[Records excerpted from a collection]
-*-*-

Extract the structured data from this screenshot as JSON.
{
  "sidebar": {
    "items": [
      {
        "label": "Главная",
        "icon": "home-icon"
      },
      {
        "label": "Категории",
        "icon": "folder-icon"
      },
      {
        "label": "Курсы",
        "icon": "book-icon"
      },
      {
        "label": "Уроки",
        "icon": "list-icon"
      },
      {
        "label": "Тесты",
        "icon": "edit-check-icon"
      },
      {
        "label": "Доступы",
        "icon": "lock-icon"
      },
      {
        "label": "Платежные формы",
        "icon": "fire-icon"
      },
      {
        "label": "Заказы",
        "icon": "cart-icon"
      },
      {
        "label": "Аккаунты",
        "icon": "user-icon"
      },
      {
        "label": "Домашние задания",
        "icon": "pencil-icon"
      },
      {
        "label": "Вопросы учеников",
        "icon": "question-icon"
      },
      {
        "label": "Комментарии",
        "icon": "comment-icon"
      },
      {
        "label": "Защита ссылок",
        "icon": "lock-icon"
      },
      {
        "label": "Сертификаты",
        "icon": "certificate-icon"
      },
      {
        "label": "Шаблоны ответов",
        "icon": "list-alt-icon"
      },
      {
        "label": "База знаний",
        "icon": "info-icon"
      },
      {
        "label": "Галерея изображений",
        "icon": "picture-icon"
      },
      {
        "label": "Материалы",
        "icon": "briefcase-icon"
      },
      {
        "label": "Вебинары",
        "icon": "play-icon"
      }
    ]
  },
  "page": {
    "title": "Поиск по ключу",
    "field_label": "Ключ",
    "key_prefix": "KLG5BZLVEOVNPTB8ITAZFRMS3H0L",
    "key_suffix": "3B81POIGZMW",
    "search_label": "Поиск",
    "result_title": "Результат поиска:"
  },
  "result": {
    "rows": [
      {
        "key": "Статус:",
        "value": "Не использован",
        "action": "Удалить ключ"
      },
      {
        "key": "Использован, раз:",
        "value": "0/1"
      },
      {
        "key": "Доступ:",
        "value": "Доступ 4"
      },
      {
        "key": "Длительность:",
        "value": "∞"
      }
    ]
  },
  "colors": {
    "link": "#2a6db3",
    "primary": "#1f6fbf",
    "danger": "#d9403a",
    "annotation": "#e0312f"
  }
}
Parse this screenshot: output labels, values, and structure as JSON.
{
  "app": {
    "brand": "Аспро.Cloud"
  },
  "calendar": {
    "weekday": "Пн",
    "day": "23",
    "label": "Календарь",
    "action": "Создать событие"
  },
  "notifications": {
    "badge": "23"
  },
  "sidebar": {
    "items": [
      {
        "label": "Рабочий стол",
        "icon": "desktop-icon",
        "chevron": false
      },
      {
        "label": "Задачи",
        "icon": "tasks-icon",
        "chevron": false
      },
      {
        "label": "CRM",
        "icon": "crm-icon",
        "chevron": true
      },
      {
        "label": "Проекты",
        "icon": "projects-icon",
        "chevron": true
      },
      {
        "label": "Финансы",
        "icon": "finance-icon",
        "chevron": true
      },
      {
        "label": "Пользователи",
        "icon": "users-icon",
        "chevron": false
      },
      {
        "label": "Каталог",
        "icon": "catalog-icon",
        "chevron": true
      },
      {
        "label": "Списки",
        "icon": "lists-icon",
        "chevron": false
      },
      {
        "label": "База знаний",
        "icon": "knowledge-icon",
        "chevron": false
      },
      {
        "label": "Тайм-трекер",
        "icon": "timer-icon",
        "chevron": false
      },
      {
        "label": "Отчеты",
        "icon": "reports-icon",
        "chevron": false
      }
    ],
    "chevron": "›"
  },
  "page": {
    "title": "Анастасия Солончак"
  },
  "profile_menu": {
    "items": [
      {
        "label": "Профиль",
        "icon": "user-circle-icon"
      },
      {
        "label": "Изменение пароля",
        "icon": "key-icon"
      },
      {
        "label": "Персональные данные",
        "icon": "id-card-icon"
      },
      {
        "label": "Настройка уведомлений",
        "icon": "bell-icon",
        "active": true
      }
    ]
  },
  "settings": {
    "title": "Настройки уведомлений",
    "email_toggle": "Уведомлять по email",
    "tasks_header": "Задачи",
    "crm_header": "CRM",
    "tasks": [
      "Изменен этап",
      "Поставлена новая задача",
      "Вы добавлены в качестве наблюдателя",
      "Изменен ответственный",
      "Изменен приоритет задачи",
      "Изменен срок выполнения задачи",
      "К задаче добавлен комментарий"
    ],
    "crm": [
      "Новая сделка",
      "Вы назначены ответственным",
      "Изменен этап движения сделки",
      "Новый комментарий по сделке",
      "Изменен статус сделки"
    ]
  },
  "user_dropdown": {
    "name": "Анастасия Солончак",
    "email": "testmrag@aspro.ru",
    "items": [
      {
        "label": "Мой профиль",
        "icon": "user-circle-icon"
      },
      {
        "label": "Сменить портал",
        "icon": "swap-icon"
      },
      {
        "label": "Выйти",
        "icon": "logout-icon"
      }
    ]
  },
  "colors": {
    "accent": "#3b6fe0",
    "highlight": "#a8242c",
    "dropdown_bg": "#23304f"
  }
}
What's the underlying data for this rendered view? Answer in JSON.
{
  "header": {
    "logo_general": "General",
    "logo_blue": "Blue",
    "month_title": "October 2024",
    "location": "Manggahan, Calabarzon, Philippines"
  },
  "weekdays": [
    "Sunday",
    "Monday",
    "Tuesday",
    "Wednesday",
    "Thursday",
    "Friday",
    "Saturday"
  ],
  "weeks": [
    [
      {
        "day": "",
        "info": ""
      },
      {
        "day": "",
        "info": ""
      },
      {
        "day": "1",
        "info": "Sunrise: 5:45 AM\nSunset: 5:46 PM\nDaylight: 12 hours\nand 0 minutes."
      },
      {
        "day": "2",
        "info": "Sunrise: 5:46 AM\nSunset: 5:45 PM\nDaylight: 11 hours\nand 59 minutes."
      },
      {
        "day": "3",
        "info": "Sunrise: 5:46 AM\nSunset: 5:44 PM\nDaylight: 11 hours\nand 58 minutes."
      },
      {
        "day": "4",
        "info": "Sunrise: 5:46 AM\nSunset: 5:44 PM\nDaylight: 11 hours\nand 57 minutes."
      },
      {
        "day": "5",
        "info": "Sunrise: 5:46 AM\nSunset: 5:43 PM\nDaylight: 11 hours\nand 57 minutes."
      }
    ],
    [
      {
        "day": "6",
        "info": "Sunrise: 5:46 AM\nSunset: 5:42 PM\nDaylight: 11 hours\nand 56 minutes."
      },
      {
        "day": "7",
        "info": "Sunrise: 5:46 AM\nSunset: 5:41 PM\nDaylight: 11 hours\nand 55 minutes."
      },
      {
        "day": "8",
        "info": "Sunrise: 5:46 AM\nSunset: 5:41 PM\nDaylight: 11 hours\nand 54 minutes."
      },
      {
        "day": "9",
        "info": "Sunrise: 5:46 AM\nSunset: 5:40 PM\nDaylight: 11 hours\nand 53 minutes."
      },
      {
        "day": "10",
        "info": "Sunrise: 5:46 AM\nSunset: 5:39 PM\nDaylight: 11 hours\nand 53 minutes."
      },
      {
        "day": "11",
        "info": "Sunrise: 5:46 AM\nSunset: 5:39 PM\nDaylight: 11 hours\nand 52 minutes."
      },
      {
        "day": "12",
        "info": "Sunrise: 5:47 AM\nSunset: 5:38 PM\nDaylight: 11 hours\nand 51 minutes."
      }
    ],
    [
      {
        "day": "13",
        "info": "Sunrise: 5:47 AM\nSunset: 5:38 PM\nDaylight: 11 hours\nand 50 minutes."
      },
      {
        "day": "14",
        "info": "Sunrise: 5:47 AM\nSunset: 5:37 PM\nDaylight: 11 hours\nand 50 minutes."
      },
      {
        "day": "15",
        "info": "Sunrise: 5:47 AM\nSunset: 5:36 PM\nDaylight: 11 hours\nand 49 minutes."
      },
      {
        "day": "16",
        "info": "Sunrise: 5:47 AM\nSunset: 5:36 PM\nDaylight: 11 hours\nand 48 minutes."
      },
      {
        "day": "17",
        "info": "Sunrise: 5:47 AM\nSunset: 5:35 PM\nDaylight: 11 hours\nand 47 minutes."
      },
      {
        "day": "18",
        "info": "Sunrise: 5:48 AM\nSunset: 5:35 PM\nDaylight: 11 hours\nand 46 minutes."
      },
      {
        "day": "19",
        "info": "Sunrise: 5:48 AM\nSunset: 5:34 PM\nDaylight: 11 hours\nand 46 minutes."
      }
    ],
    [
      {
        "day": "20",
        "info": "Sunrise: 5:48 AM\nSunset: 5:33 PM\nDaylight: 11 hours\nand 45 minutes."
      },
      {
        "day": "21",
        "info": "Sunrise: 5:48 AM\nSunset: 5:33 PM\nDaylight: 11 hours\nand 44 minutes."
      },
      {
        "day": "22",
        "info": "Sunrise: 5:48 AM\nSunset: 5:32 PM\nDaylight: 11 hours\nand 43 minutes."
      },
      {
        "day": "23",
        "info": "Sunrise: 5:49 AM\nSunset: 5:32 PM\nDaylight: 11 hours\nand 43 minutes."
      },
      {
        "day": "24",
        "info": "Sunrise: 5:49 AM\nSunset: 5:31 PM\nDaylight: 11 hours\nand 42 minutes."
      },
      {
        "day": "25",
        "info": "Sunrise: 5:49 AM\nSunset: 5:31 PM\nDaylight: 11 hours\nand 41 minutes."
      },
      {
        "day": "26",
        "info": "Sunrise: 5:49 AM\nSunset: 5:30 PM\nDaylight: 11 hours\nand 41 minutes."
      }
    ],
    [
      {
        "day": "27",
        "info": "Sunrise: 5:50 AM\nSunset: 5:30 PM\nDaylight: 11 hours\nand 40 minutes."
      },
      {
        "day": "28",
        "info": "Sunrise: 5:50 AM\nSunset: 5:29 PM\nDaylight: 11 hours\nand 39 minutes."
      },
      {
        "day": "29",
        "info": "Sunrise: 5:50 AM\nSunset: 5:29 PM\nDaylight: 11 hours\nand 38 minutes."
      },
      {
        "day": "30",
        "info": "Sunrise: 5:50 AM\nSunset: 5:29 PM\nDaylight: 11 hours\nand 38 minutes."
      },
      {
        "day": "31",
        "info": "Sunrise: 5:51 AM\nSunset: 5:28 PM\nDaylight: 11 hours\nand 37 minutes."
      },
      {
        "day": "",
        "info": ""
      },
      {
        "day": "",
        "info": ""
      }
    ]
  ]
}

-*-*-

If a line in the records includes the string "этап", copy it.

■ Result below
      "Изменен этап",
      "Изменен этап движения сделки",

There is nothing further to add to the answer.